Then there’s the coaching issue. Mike D’Antoni has quickly fallen out of favor with the Garden faithful. Players’ lack of energy or motivation can sometimes be attested to their coaching. Players quitting on their coach in crucial games at this important time in the season is simply inexplicable. That’s one issue. Another, however, is player misuse. Save Sunday at MSG, D’Antoni has repeatedly benched his second team in the final minutes of close games, only to watch the starters squander whatever chances the team had of winning.
D’Antoni also has a knack for benching players at the wrong moments. See Sunday for example, When Camelo Anthony opened the first quarter shooting 5 of 7, and 12 points– clearly the closest Melo has looked to being Melo. To open the second, D’Antoni, ignoring what he just saw on the court, stuck to his usual plan of resting Anthony. He then went on to miss every shot he took for the remainder of the game, flushing any resurgence down the drain.
D’Antoni’s stubbornness and failure to adjust is what will eventually do him in, whether it be sooner or later. Mike Woodson’s seat on the bench will then become all that more important, as he will presumably slide in to fill the vacancy that D’Antoni leaves, whenever that may be.
After all, Woodson was brought in as the “defensive coordinator” following last season when the Knicks allowed over 105 points per game. That number has shrunk to 96 this season, to the credit of Woodson, and enforcer Tyson Chandler who has been the team’s best all-around player this season.
Defense has actually been something of a strong suit at time this season for New York. The emergence of Jared Jeffries as a useful defensive piece off the bench, and rookie Iman Shumpert providing invaluable perimeter defense (currently 4th in the NBA with 1.94 steals per game), has surprisingly brought about a change of culture, with the whole team buying in at times. Imagine that.
More bright spots (yes, there are bright spots) this season include that second team that has provided so many key minutes this season. Led by Shumpert, sniper Steve Novak who’s shooting a lethal 48% from beyond the arc, and vet Baron Davis who has shown glimpses of Boom Dizzle circa 2004, this squad is responsible for Mike D’Antoni’s duties still being considered active.
But how much longer can this last? Not long if you ask me.
Championship Winning teams are not marred by the issues the Knicks currently have.
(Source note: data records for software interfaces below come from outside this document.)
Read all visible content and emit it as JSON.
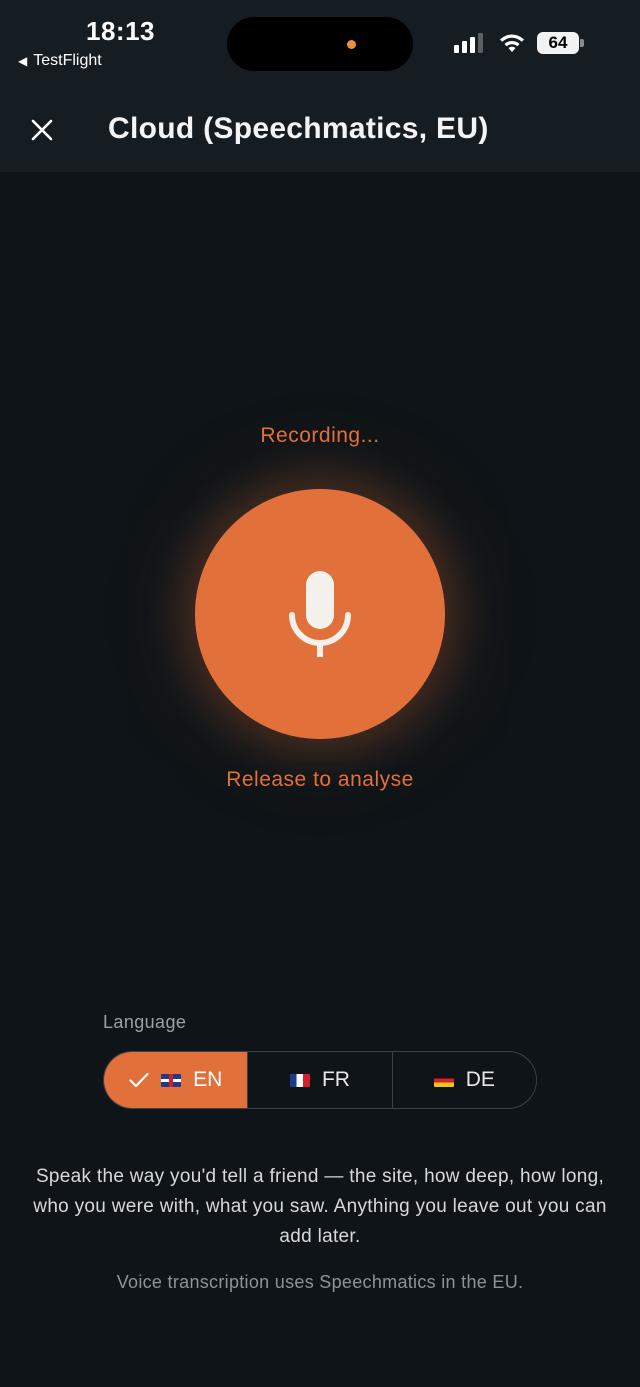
{
  "status_bar": {
    "time": "18:13",
    "back_app": "TestFlight",
    "battery": "64",
    "signal_bars_active": 3,
    "signal_bars_total": 4
  },
  "header": {
    "title": "Cloud (Speechmatics, EU)",
    "close_icon": "close-icon"
  },
  "recorder": {
    "status": "Recording...",
    "mic_icon": "microphone-icon",
    "hint": "Release to analyse",
    "accent": "#e2703a"
  },
  "language": {
    "label": "Language",
    "selected": "EN",
    "options": [
      {
        "code": "EN",
        "flag": "uk-flag-icon",
        "selected": true
      },
      {
        "code": "FR",
        "flag": "france-flag-icon",
        "selected": false
      },
      {
        "code": "DE",
        "flag": "germany-flag-icon",
        "selected": false
      }
    ]
  },
  "helper_text": "Speak the way you'd tell a friend — the site, how deep, how long, who you were with, what you saw. Anything you leave out you can add later.",
  "footnote": "Voice transcription uses Speechmatics in the EU."
}
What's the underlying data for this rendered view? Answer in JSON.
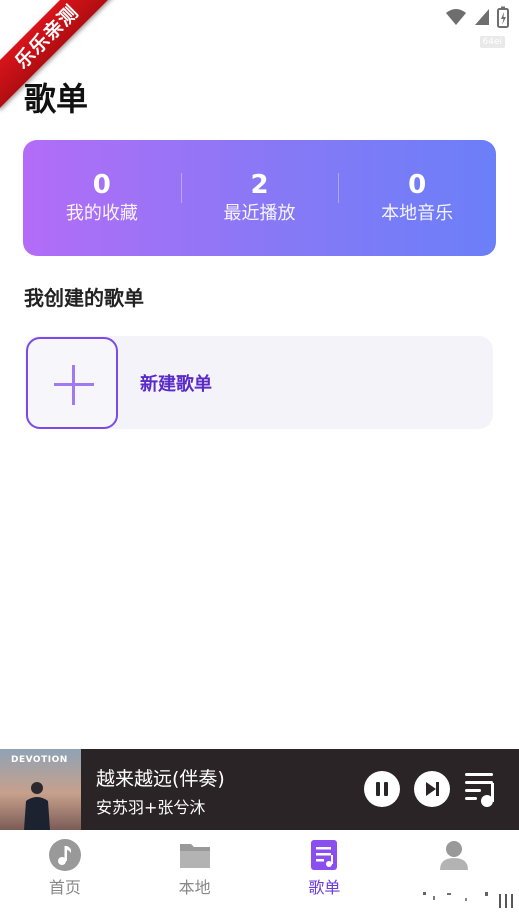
{
  "status_bar": {
    "ribbon_text": "乐乐亲测",
    "tag": "64ei",
    "icons": [
      "wifi-icon",
      "signal-icon",
      "battery-icon"
    ]
  },
  "page": {
    "title": "歌单"
  },
  "stats": [
    {
      "value": "0",
      "label": "我的收藏"
    },
    {
      "value": "2",
      "label": "最近播放"
    },
    {
      "value": "0",
      "label": "本地音乐"
    }
  ],
  "my_playlists": {
    "section_title": "我创建的歌单",
    "new_playlist_label": "新建歌单"
  },
  "player": {
    "cover_title": "DEVOTION",
    "track_title": "越来越远(伴奏)",
    "artist": "安苏羽+张兮沐",
    "state": "playing"
  },
  "nav": [
    {
      "label": "首页",
      "icon": "music-note-icon",
      "active": false
    },
    {
      "label": "本地",
      "icon": "folder-icon",
      "active": false
    },
    {
      "label": "歌单",
      "icon": "playlist-icon",
      "active": true
    },
    {
      "label": "",
      "icon": "user-icon",
      "active": false
    }
  ],
  "colors": {
    "accent": "#6a3ddf",
    "card_gradient_start": "#b36cf7",
    "card_gradient_end": "#6b7ff8",
    "player_bg": "#2b2426"
  }
}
And they start from the top. It’s only a matter of time before the problems need to be cut at the source, and the sooner the better.
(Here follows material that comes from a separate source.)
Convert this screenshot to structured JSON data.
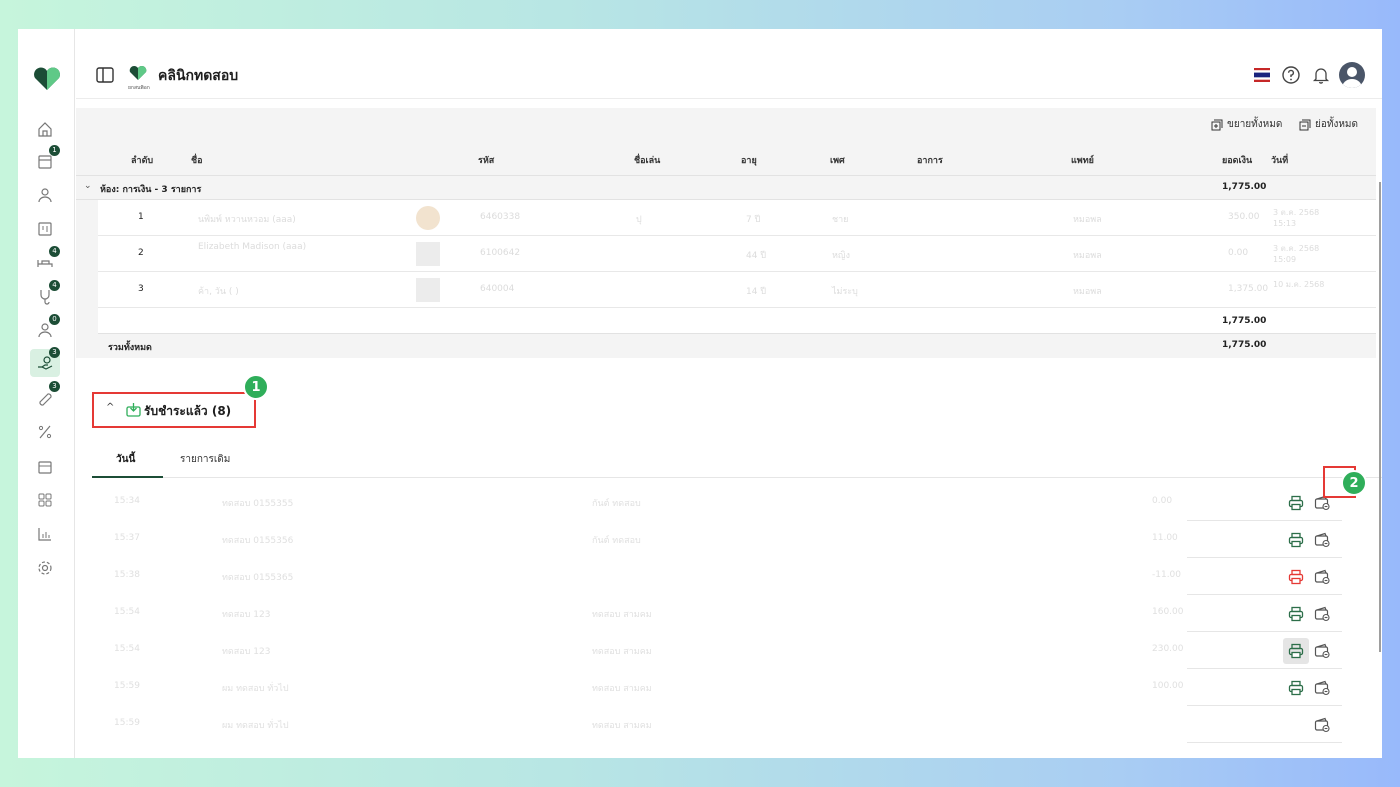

Look, it is possible to write a 1000-word Knicks piece without mentioning Jeremy Lin.